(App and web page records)
----
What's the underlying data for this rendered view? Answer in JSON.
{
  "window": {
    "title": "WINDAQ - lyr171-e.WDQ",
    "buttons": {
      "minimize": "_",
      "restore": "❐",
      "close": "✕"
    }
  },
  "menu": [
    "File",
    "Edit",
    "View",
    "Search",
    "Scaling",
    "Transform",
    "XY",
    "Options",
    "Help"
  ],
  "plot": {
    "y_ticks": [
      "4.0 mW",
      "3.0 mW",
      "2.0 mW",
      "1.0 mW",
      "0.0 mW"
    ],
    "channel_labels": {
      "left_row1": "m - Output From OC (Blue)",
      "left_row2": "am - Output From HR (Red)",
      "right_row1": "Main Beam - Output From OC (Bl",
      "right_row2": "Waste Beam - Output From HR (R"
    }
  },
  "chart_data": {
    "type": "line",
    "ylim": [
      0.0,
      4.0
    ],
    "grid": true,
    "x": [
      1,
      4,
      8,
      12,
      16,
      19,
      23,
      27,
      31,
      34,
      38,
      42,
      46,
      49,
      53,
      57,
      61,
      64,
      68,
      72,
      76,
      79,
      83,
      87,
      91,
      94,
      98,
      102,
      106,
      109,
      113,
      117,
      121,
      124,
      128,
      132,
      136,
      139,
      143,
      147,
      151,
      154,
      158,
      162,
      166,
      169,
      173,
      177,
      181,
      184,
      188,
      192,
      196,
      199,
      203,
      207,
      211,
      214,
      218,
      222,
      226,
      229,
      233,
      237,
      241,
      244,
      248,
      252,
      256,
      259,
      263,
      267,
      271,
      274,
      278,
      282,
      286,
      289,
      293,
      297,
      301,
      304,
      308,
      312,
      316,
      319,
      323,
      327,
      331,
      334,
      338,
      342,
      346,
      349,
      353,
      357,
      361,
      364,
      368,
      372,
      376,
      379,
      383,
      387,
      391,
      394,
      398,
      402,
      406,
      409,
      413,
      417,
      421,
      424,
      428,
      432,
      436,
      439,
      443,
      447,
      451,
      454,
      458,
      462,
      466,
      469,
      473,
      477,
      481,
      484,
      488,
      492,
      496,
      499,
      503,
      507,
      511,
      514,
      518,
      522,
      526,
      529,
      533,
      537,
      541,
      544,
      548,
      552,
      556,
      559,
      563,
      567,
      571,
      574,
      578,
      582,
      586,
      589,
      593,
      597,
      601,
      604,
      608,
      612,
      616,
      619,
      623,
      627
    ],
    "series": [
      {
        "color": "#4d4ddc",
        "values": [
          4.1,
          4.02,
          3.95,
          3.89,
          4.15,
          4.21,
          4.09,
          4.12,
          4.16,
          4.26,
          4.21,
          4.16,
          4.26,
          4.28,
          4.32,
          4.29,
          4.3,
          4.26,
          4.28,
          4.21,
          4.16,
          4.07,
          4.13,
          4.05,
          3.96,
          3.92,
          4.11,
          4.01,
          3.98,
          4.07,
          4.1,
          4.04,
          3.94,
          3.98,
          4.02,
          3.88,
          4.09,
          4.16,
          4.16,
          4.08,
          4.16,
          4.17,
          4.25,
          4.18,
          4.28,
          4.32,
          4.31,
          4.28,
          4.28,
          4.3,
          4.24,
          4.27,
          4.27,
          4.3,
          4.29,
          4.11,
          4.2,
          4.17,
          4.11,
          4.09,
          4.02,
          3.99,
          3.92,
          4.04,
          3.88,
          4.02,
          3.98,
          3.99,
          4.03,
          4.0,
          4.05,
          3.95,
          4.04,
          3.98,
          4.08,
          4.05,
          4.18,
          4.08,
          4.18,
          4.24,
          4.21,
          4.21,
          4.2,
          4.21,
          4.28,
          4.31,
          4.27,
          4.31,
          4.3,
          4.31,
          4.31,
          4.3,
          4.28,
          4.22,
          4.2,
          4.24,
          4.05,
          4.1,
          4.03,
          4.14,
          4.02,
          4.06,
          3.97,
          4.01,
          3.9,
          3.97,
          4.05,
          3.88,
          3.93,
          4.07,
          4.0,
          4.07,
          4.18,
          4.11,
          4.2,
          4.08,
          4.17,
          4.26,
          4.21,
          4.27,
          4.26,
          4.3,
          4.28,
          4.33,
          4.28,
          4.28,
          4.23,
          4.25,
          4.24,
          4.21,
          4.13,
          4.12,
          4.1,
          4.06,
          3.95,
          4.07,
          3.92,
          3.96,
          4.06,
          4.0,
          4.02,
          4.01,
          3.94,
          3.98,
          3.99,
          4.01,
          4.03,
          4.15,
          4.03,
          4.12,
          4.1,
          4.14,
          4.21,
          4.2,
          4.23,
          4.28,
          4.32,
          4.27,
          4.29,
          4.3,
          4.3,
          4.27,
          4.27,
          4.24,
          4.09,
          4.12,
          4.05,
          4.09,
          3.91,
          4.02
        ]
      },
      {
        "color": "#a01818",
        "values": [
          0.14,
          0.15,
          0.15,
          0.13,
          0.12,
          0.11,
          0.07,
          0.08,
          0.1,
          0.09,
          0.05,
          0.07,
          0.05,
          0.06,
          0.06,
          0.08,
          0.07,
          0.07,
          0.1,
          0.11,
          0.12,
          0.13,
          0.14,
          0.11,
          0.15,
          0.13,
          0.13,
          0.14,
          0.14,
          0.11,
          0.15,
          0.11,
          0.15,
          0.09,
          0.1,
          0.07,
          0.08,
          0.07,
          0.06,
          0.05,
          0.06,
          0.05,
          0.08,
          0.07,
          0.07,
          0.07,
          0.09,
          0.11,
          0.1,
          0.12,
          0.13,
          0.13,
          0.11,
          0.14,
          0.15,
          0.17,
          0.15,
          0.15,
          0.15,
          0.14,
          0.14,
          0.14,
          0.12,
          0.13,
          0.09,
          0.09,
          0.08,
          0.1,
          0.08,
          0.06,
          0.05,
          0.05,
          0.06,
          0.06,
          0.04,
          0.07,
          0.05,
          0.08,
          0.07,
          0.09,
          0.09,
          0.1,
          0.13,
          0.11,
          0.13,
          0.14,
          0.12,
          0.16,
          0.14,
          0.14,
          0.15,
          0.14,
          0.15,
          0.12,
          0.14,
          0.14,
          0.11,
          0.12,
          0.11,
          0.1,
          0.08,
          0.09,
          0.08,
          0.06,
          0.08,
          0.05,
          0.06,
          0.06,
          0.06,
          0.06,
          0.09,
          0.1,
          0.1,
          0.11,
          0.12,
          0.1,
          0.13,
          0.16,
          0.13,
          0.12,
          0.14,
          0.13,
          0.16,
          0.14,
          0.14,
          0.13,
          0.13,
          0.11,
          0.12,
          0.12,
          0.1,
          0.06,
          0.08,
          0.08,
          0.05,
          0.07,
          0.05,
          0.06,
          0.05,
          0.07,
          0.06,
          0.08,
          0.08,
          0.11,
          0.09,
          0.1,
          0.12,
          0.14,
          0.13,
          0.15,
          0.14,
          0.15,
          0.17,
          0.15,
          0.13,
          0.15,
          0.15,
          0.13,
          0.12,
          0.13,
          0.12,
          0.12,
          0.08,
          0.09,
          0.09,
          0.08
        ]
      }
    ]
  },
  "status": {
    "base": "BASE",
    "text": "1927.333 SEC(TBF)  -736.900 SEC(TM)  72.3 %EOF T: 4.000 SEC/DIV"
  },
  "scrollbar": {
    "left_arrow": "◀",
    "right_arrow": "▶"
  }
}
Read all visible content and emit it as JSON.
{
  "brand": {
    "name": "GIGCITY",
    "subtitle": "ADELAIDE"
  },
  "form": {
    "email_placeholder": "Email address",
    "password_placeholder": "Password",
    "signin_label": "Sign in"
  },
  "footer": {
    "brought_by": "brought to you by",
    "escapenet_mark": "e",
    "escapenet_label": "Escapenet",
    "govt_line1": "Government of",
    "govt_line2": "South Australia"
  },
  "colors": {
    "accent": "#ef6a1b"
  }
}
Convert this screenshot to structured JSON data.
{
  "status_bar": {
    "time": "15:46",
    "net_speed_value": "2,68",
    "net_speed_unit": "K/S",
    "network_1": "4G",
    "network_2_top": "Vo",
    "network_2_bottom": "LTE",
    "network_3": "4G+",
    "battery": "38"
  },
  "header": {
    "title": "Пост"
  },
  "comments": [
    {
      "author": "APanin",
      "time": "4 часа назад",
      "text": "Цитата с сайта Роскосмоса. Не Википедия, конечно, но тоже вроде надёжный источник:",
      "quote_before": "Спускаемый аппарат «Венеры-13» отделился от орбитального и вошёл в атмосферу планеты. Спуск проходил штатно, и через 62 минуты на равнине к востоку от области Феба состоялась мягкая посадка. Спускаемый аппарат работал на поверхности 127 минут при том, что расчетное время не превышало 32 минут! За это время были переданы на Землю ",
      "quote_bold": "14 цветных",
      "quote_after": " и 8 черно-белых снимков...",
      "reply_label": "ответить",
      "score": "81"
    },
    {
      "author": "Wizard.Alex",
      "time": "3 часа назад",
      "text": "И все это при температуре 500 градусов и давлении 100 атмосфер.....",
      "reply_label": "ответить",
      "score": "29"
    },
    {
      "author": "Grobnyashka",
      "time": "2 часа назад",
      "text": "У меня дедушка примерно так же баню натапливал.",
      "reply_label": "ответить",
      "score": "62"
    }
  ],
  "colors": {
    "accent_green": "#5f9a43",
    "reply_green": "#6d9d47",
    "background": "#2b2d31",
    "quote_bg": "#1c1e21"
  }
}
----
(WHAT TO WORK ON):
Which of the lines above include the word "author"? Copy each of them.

(YOUR RESPONSE):
      "author": "APanin",
      "author": "Wizard.Alex",
      "author": "Grobnyashka",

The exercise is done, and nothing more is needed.